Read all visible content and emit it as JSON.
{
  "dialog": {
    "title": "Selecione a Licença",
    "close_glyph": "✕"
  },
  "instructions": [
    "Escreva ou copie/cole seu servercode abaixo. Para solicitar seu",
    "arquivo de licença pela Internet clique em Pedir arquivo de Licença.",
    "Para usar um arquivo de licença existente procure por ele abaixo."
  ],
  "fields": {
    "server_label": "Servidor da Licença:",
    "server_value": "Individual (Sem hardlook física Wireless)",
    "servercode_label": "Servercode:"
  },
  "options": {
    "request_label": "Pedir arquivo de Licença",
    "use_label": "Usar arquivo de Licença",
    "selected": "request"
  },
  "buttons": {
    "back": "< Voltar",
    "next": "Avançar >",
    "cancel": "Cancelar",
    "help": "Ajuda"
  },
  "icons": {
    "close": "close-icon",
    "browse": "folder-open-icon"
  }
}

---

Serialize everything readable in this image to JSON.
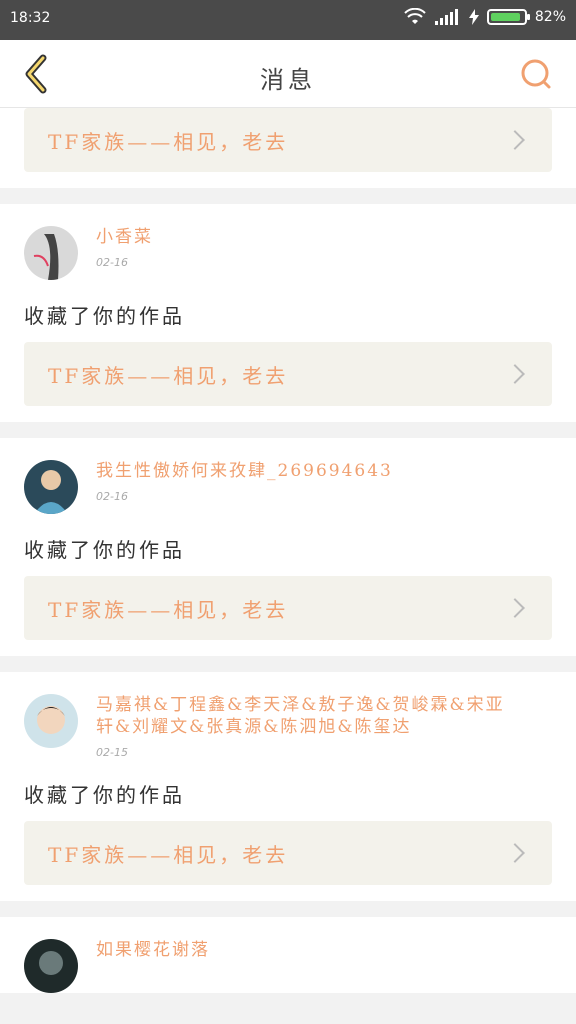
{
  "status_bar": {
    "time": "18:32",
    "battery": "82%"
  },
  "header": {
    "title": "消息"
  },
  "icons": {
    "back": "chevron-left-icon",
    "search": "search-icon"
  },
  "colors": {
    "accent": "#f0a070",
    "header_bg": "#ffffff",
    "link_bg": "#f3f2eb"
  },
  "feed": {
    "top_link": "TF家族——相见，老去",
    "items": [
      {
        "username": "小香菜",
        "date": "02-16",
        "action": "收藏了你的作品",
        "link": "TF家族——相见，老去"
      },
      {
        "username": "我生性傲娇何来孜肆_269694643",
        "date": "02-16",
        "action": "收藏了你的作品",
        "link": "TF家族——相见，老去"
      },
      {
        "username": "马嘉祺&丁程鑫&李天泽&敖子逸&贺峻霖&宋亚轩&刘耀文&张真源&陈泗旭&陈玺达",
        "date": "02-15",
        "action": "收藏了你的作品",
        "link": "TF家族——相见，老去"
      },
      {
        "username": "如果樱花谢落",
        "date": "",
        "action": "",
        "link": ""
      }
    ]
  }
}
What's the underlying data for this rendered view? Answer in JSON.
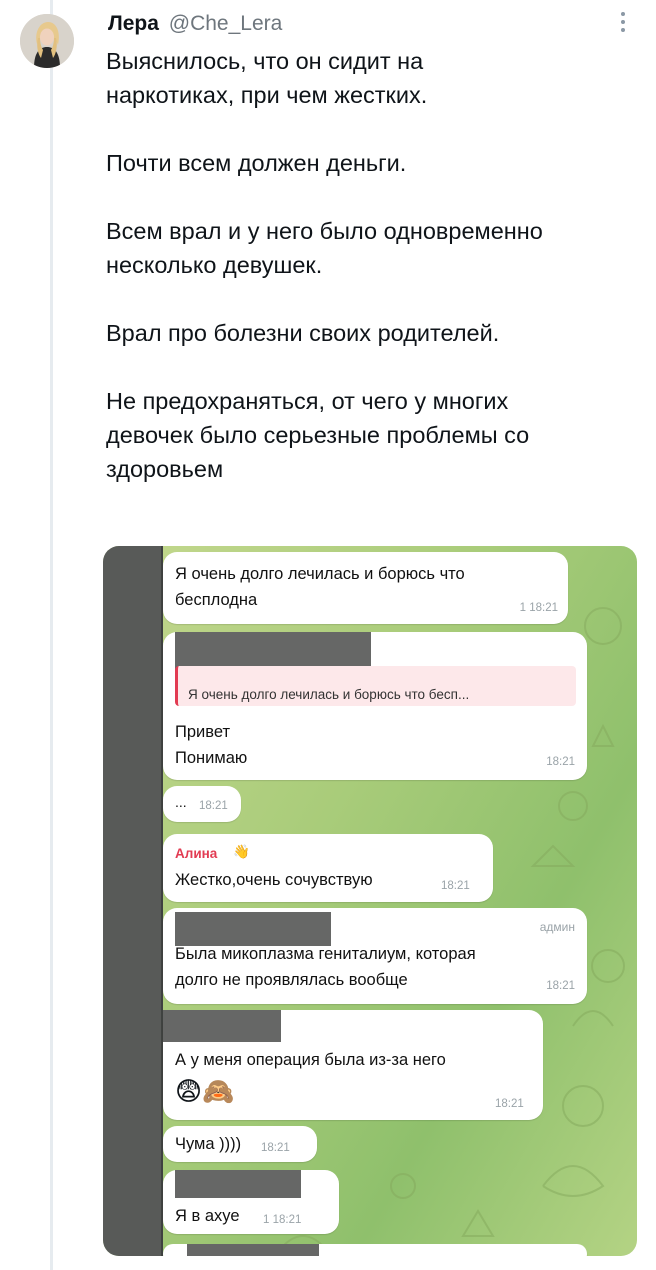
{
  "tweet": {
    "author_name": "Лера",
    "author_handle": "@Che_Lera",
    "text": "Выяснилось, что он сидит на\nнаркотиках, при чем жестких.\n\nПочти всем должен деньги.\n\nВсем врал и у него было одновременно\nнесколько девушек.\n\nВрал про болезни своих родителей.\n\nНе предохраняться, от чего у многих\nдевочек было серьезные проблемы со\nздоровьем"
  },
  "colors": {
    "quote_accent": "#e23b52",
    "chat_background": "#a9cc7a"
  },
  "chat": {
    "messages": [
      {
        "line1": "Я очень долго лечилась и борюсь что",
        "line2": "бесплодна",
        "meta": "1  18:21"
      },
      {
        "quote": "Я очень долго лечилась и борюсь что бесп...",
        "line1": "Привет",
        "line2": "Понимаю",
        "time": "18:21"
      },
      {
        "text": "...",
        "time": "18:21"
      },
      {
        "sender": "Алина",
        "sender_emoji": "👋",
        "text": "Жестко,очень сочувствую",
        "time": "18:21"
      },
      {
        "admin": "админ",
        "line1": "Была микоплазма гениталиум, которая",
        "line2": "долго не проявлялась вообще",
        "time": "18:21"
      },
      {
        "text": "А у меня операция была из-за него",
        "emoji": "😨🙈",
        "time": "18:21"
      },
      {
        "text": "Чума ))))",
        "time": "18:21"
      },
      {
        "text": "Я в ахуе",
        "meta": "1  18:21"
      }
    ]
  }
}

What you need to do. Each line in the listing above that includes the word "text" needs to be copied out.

Problem solution.
    "text": "Выяснилось, что он сидит на\nнаркотиках, при чем жестких.\n\nПочти всем должен деньги.\n\nВсем врал и у него было одновременно\nнесколько девушек.\n\nВрал про болезни своих родителей.\n\nНе предохраняться, от чего у многих\nдевочек было серьезные проблемы со\nздоровьем"
        "text": "...",
        "text": "Жестко,очень сочувствую",
        "text": "А у меня операция была из-за него",
        "text": "Чума ))))",
        "text": "Я в ахуе",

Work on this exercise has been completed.